## [Action item]
Please copy every line of the records below that holds the word "Volume".

## [Task inputs]

--------------------------------------------------

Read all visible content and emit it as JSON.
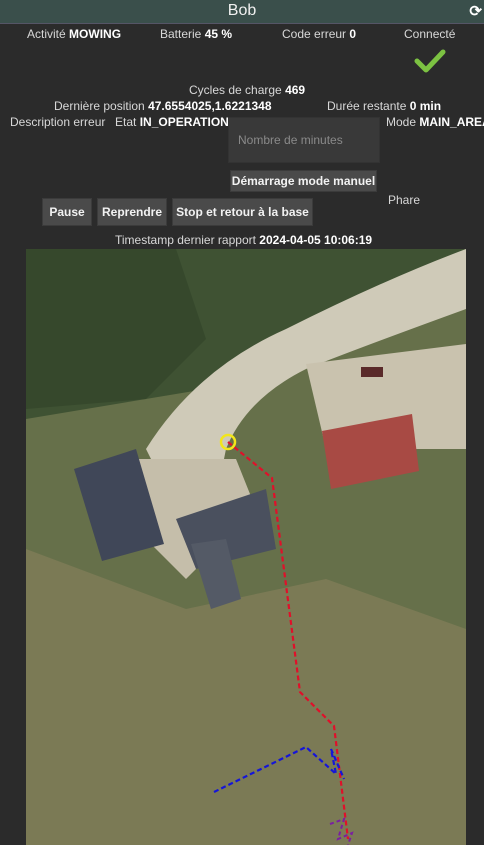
{
  "window": {
    "title": "Bob",
    "refresh_icon": "refresh-icon"
  },
  "status": {
    "activity_label": "Activité",
    "activity_value": "MOWING",
    "battery_label": "Batterie",
    "battery_value": "45 %",
    "error_code_label": "Code erreur",
    "error_code_value": "0",
    "connected_label": "Connecté",
    "connected_icon": "checkmark-icon"
  },
  "info": {
    "cycles_label": "Cycles de charge",
    "cycles_value": "469",
    "position_label": "Dernière position",
    "position_value": "47.6554025,1.6221348",
    "remaining_label": "Durée restante",
    "remaining_value": "0 min",
    "error_desc_label": "Description erreur",
    "state_label": "Etat",
    "state_value": "IN_OPERATION",
    "mode_label": "Mode",
    "mode_value": "MAIN_AREA",
    "timestamp_label": "Timestamp dernier rapport",
    "timestamp_value": "2024-04-05 10:06:19",
    "phare_label": "Phare"
  },
  "controls": {
    "minutes_placeholder": "Nombre de minutes",
    "manual_start_label": "Démarrage mode manuel",
    "pause_label": "Pause",
    "resume_label": "Reprendre",
    "stop_label": "Stop et retour à la base"
  },
  "colors": {
    "accent_green": "#7cc242",
    "path_red": "#e0102a",
    "path_blue": "#1515d8",
    "marker_yellow": "#f2e61a"
  }
}
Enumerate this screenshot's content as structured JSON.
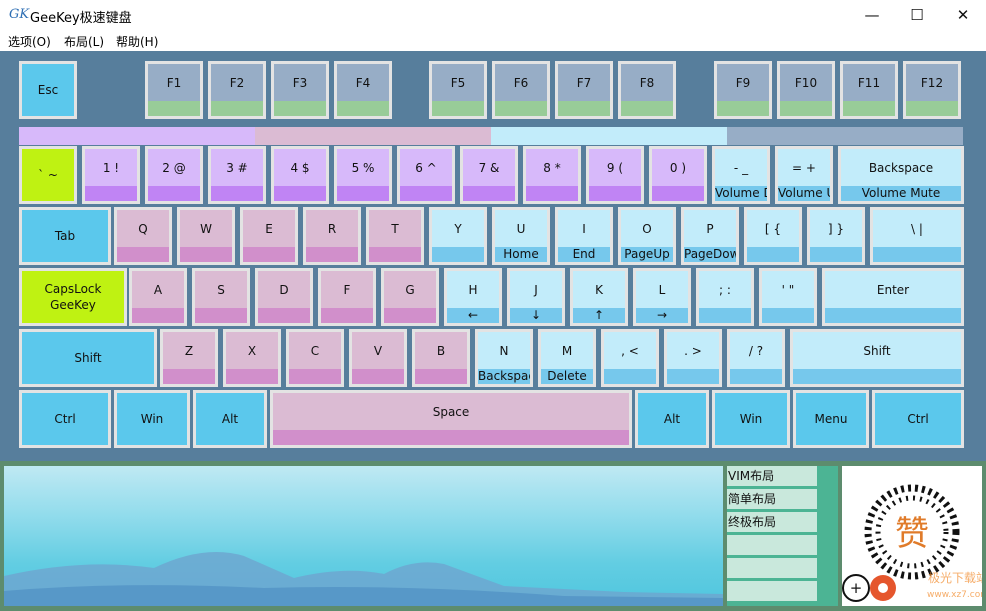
{
  "window": {
    "title": "GeeKey极速键盘",
    "app_icon": "GK",
    "minimize": "—",
    "maximize": "☐",
    "close": "✕"
  },
  "menu": [
    {
      "label": "选项(O)"
    },
    {
      "label": "布局(L)"
    },
    {
      "label": "帮助(H)"
    }
  ],
  "colors": {
    "keyboard_bg": "#577e9c",
    "key_blue": "#5bc8ec",
    "key_pink": "#dbbbd3",
    "pink_sub": "#d18fcb",
    "key_purple": "#d7b9fa",
    "purple_sub": "#c084f4",
    "key_light": "#c2ecfa",
    "light_sub": "#76c8ec",
    "key_lime": "#bff212",
    "fkey": "#97adc6",
    "fkey_sub": "#98cc98"
  },
  "keys": [
    {
      "n": "esc",
      "main": "Esc",
      "sub": "",
      "c": "blue"
    },
    {
      "n": "f1",
      "main": "F1",
      "sub": "",
      "c": "fkey"
    },
    {
      "n": "f2",
      "main": "F2",
      "sub": "",
      "c": "fkey"
    },
    {
      "n": "f3",
      "main": "F3",
      "sub": "",
      "c": "fkey"
    },
    {
      "n": "f4",
      "main": "F4",
      "sub": "",
      "c": "fkey"
    },
    {
      "n": "f5",
      "main": "F5",
      "sub": "",
      "c": "fkey"
    },
    {
      "n": "f6",
      "main": "F6",
      "sub": "",
      "c": "fkey"
    },
    {
      "n": "f7",
      "main": "F7",
      "sub": "",
      "c": "fkey"
    },
    {
      "n": "f8",
      "main": "F8",
      "sub": "",
      "c": "fkey"
    },
    {
      "n": "f9",
      "main": "F9",
      "sub": "",
      "c": "fkey"
    },
    {
      "n": "f10",
      "main": "F10",
      "sub": "",
      "c": "fkey"
    },
    {
      "n": "f11",
      "main": "F11",
      "sub": "",
      "c": "fkey"
    },
    {
      "n": "f12",
      "main": "F12",
      "sub": "",
      "c": "fkey"
    },
    {
      "n": "backtick",
      "main": "` ~",
      "sub": "",
      "c": "lime"
    },
    {
      "n": "1",
      "main": "1 !",
      "sub": "",
      "c": "purple"
    },
    {
      "n": "2",
      "main": "2 @",
      "sub": "",
      "c": "purple"
    },
    {
      "n": "3",
      "main": "3 #",
      "sub": "",
      "c": "purple"
    },
    {
      "n": "4",
      "main": "4 $",
      "sub": "",
      "c": "purple"
    },
    {
      "n": "5",
      "main": "5 %",
      "sub": "",
      "c": "purple"
    },
    {
      "n": "6",
      "main": "6 ^",
      "sub": "",
      "c": "purple"
    },
    {
      "n": "7",
      "main": "7 &",
      "sub": "",
      "c": "purple"
    },
    {
      "n": "8",
      "main": "8 *",
      "sub": "",
      "c": "purple"
    },
    {
      "n": "9",
      "main": "9 (",
      "sub": "",
      "c": "purple"
    },
    {
      "n": "0",
      "main": "0 )",
      "sub": "",
      "c": "purple"
    },
    {
      "n": "minus",
      "main": "- _",
      "sub": "Volume Down",
      "c": "light"
    },
    {
      "n": "equal",
      "main": "= +",
      "sub": "Volume Up",
      "c": "light"
    },
    {
      "n": "backspace",
      "main": "Backspace",
      "sub": "Volume Mute",
      "c": "light"
    },
    {
      "n": "tab",
      "main": "Tab",
      "sub": "",
      "c": "blue"
    },
    {
      "n": "q",
      "main": "Q",
      "sub": "",
      "c": "pink"
    },
    {
      "n": "w",
      "main": "W",
      "sub": "",
      "c": "pink"
    },
    {
      "n": "e",
      "main": "E",
      "sub": "",
      "c": "pink"
    },
    {
      "n": "r",
      "main": "R",
      "sub": "",
      "c": "pink"
    },
    {
      "n": "t",
      "main": "T",
      "sub": "",
      "c": "pink"
    },
    {
      "n": "y",
      "main": "Y",
      "sub": "",
      "c": "light"
    },
    {
      "n": "u",
      "main": "U",
      "sub": "Home",
      "c": "light"
    },
    {
      "n": "i",
      "main": "I",
      "sub": "End",
      "c": "light"
    },
    {
      "n": "o",
      "main": "O",
      "sub": "PageUp",
      "c": "light"
    },
    {
      "n": "p",
      "main": "P",
      "sub": "PageDown",
      "c": "light"
    },
    {
      "n": "lbracket",
      "main": "[ {",
      "sub": "",
      "c": "light"
    },
    {
      "n": "rbracket",
      "main": "] }",
      "sub": "",
      "c": "light"
    },
    {
      "n": "backslash",
      "main": "\\ |",
      "sub": "",
      "c": "light"
    },
    {
      "n": "capslock",
      "main": "CapsLock",
      "main2": "GeeKey",
      "sub": "",
      "c": "lime"
    },
    {
      "n": "a",
      "main": "A",
      "sub": "",
      "c": "pink"
    },
    {
      "n": "s",
      "main": "S",
      "sub": "",
      "c": "pink"
    },
    {
      "n": "d",
      "main": "D",
      "sub": "",
      "c": "pink"
    },
    {
      "n": "f",
      "main": "F",
      "sub": "",
      "c": "pink"
    },
    {
      "n": "g",
      "main": "G",
      "sub": "",
      "c": "pink"
    },
    {
      "n": "h",
      "main": "H",
      "sub": "←",
      "c": "light"
    },
    {
      "n": "j",
      "main": "J",
      "sub": "↓",
      "c": "light"
    },
    {
      "n": "k",
      "main": "K",
      "sub": "↑",
      "c": "light"
    },
    {
      "n": "l",
      "main": "L",
      "sub": "→",
      "c": "light"
    },
    {
      "n": "semicolon",
      "main": "; :",
      "sub": "",
      "c": "light"
    },
    {
      "n": "quote",
      "main": "' \"",
      "sub": "",
      "c": "light"
    },
    {
      "n": "enter",
      "main": "Enter",
      "sub": "",
      "c": "light"
    },
    {
      "n": "lshift",
      "main": "Shift",
      "sub": "",
      "c": "blue"
    },
    {
      "n": "z",
      "main": "Z",
      "sub": "",
      "c": "pink"
    },
    {
      "n": "x",
      "main": "X",
      "sub": "",
      "c": "pink"
    },
    {
      "n": "c",
      "main": "C",
      "sub": "",
      "c": "pink"
    },
    {
      "n": "v",
      "main": "V",
      "sub": "",
      "c": "pink"
    },
    {
      "n": "b",
      "main": "B",
      "sub": "",
      "c": "pink"
    },
    {
      "n": "n",
      "main": "N",
      "sub": "Backspace",
      "c": "light"
    },
    {
      "n": "m",
      "main": "M",
      "sub": "Delete",
      "c": "light"
    },
    {
      "n": "comma",
      "main": ", <",
      "sub": "",
      "c": "light"
    },
    {
      "n": "period",
      "main": ". >",
      "sub": "",
      "c": "light"
    },
    {
      "n": "slash",
      "main": "/ ?",
      "sub": "",
      "c": "light"
    },
    {
      "n": "rshift",
      "main": "Shift",
      "sub": "",
      "c": "light"
    },
    {
      "n": "lctrl",
      "main": "Ctrl",
      "sub": "",
      "c": "blue"
    },
    {
      "n": "lwin",
      "main": "Win",
      "sub": "",
      "c": "blue"
    },
    {
      "n": "lalt",
      "main": "Alt",
      "sub": "",
      "c": "blue"
    },
    {
      "n": "space",
      "main": "Space",
      "sub": "",
      "c": "pink"
    },
    {
      "n": "ralt",
      "main": "Alt",
      "sub": "",
      "c": "blue"
    },
    {
      "n": "rwin",
      "main": "Win",
      "sub": "",
      "c": "blue"
    },
    {
      "n": "menu",
      "main": "Menu",
      "sub": "",
      "c": "blue"
    },
    {
      "n": "rctrl",
      "main": "Ctrl",
      "sub": "",
      "c": "blue"
    }
  ],
  "layouts": [
    {
      "label": "VIM布局"
    },
    {
      "label": "简单布局"
    },
    {
      "label": "终极布局"
    },
    {
      "label": ""
    },
    {
      "label": ""
    },
    {
      "label": ""
    }
  ],
  "qr": {
    "center_char": "赞",
    "badge": "+",
    "watermark": "极光下载站",
    "watermark_url": "www.xz7.com"
  }
}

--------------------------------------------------

## [Result of the exercise]
      "sub": "Volume Down",
      "sub": "Volume Up",
      "sub": "Volume Mute",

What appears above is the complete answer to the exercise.